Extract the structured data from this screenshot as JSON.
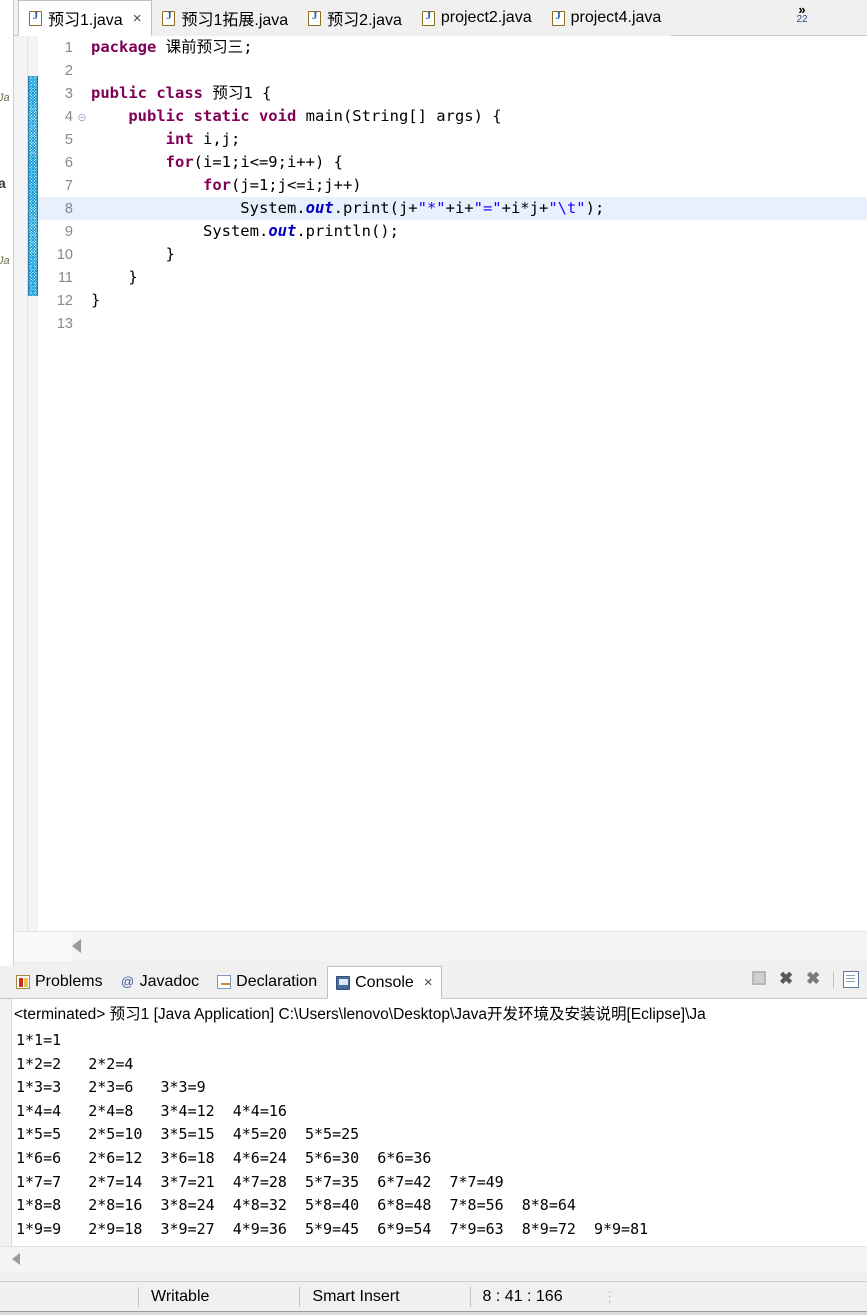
{
  "window": {
    "app": "Eclipse IDE"
  },
  "editor_tabs": {
    "items": [
      {
        "label": "预习1.java",
        "icon": "java-file-icon",
        "active": true,
        "closable": true
      },
      {
        "label": "预习1拓展.java",
        "icon": "java-file-icon",
        "active": false,
        "closable": false
      },
      {
        "label": "预习2.java",
        "icon": "java-file-icon",
        "active": false,
        "closable": false
      },
      {
        "label": "project2.java",
        "icon": "java-file-icon",
        "active": false,
        "closable": false
      },
      {
        "label": "project4.java",
        "icon": "java-file-icon",
        "active": false,
        "closable": false
      }
    ],
    "overflow": {
      "icon": "chevron-double-right-icon",
      "chevron": "»",
      "hidden_count": "22"
    },
    "close_glyph": "×"
  },
  "left_strip": {
    "clipped_labels": [
      "Ja",
      "Ja",
      "a",
      "Ja"
    ]
  },
  "code": {
    "lines": [
      {
        "num": "1",
        "fold": "",
        "highlight": false,
        "tokens": [
          {
            "t": "package",
            "c": "kw"
          },
          {
            "t": " ",
            "c": "cn"
          },
          {
            "t": "课前预习三",
            "c": "pkg"
          },
          {
            "t": ";",
            "c": "cn"
          }
        ]
      },
      {
        "num": "2",
        "fold": "",
        "highlight": false,
        "tokens": []
      },
      {
        "num": "3",
        "fold": "",
        "highlight": false,
        "tokens": [
          {
            "t": "public class ",
            "c": "kw"
          },
          {
            "t": "预习1 {",
            "c": "cn"
          }
        ]
      },
      {
        "num": "4",
        "fold": "⊝",
        "highlight": false,
        "tokens": [
          {
            "t": "    ",
            "c": "cn"
          },
          {
            "t": "public static void ",
            "c": "kw"
          },
          {
            "t": "main(String[] args) {",
            "c": "cn"
          }
        ]
      },
      {
        "num": "5",
        "fold": "",
        "highlight": false,
        "tokens": [
          {
            "t": "        ",
            "c": "cn"
          },
          {
            "t": "int",
            "c": "kw"
          },
          {
            "t": " i,j;",
            "c": "cn"
          }
        ]
      },
      {
        "num": "6",
        "fold": "",
        "highlight": false,
        "tokens": [
          {
            "t": "        ",
            "c": "cn"
          },
          {
            "t": "for",
            "c": "kw"
          },
          {
            "t": "(i=1;i<=9;i++) {",
            "c": "cn"
          }
        ]
      },
      {
        "num": "7",
        "fold": "",
        "highlight": false,
        "tokens": [
          {
            "t": "            ",
            "c": "cn"
          },
          {
            "t": "for",
            "c": "kw"
          },
          {
            "t": "(j=1;j<=i;j++)",
            "c": "cn"
          }
        ]
      },
      {
        "num": "8",
        "fold": "",
        "highlight": true,
        "tokens": [
          {
            "t": "                System.",
            "c": "cn"
          },
          {
            "t": "out",
            "c": "fld"
          },
          {
            "t": ".print(j+",
            "c": "cn"
          },
          {
            "t": "\"*\"",
            "c": "str"
          },
          {
            "t": "+i+",
            "c": "cn"
          },
          {
            "t": "\"=\"",
            "c": "str"
          },
          {
            "t": "+i*j+",
            "c": "cn"
          },
          {
            "t": "\"\\t\"",
            "c": "str"
          },
          {
            "t": ");",
            "c": "cn"
          }
        ]
      },
      {
        "num": "9",
        "fold": "",
        "highlight": false,
        "tokens": [
          {
            "t": "            System.",
            "c": "cn"
          },
          {
            "t": "out",
            "c": "fld"
          },
          {
            "t": ".println();",
            "c": "cn"
          }
        ]
      },
      {
        "num": "10",
        "fold": "",
        "highlight": false,
        "tokens": [
          {
            "t": "        }",
            "c": "cn"
          }
        ]
      },
      {
        "num": "11",
        "fold": "",
        "highlight": false,
        "tokens": [
          {
            "t": "    }",
            "c": "cn"
          }
        ]
      },
      {
        "num": "12",
        "fold": "",
        "highlight": false,
        "tokens": [
          {
            "t": "}",
            "c": "cn"
          }
        ]
      },
      {
        "num": "13",
        "fold": "",
        "highlight": false,
        "tokens": []
      }
    ]
  },
  "view_tabs": {
    "items": [
      {
        "label": "Problems",
        "icon": "problems-icon",
        "active": false,
        "closable": false
      },
      {
        "label": "Javadoc",
        "icon": "javadoc-icon",
        "active": false,
        "closable": false
      },
      {
        "label": "Declaration",
        "icon": "declaration-icon",
        "active": false,
        "closable": false
      },
      {
        "label": "Console",
        "icon": "console-icon",
        "active": true,
        "closable": true
      }
    ],
    "close_glyph": "×",
    "toolbar": [
      {
        "name": "terminate-button",
        "icon": "stop-square-icon"
      },
      {
        "name": "remove-launch-button",
        "icon": "x-icon",
        "glyph": "✖"
      },
      {
        "name": "remove-all-terminated-button",
        "icon": "double-x-icon",
        "glyph": "✖"
      },
      {
        "name": "clear-console-button",
        "icon": "clear-console-icon"
      }
    ]
  },
  "console": {
    "terminated_line": "<terminated> 预习1 [Java Application] C:\\Users\\lenovo\\Desktop\\Java开发环境及安装说明[Eclipse]\\Ja",
    "output": "1*1=1\n1*2=2   2*2=4\n1*3=3   2*3=6   3*3=9\n1*4=4   2*4=8   3*4=12  4*4=16\n1*5=5   2*5=10  3*5=15  4*5=20  5*5=25\n1*6=6   2*6=12  3*6=18  4*6=24  5*6=30  6*6=36\n1*7=7   2*7=14  3*7=21  4*7=28  5*7=35  6*7=42  7*7=49\n1*8=8   2*8=16  3*8=24  4*8=32  5*8=40  6*8=48  7*8=56  8*8=64\n1*9=9   2*9=18  3*9=27  4*9=36  5*9=45  6*9=54  7*9=63  8*9=72  9*9=81"
  },
  "statusbar": {
    "writable": "Writable",
    "insert_mode": "Smart Insert",
    "position": "8 : 41 : 166",
    "dots": "⋮"
  },
  "colors": {
    "keyword": "#7f0055",
    "string": "#2a00ff",
    "field": "#0000c0",
    "highlight_line": "#e8f0fd",
    "fold_cyan": "#1a9fd4",
    "chrome": "#f0f0f0"
  }
}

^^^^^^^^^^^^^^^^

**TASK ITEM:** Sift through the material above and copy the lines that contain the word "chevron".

**YOUR SOLUTION:**
      "icon": "chevron-double-right-icon",
      "chevron": "»",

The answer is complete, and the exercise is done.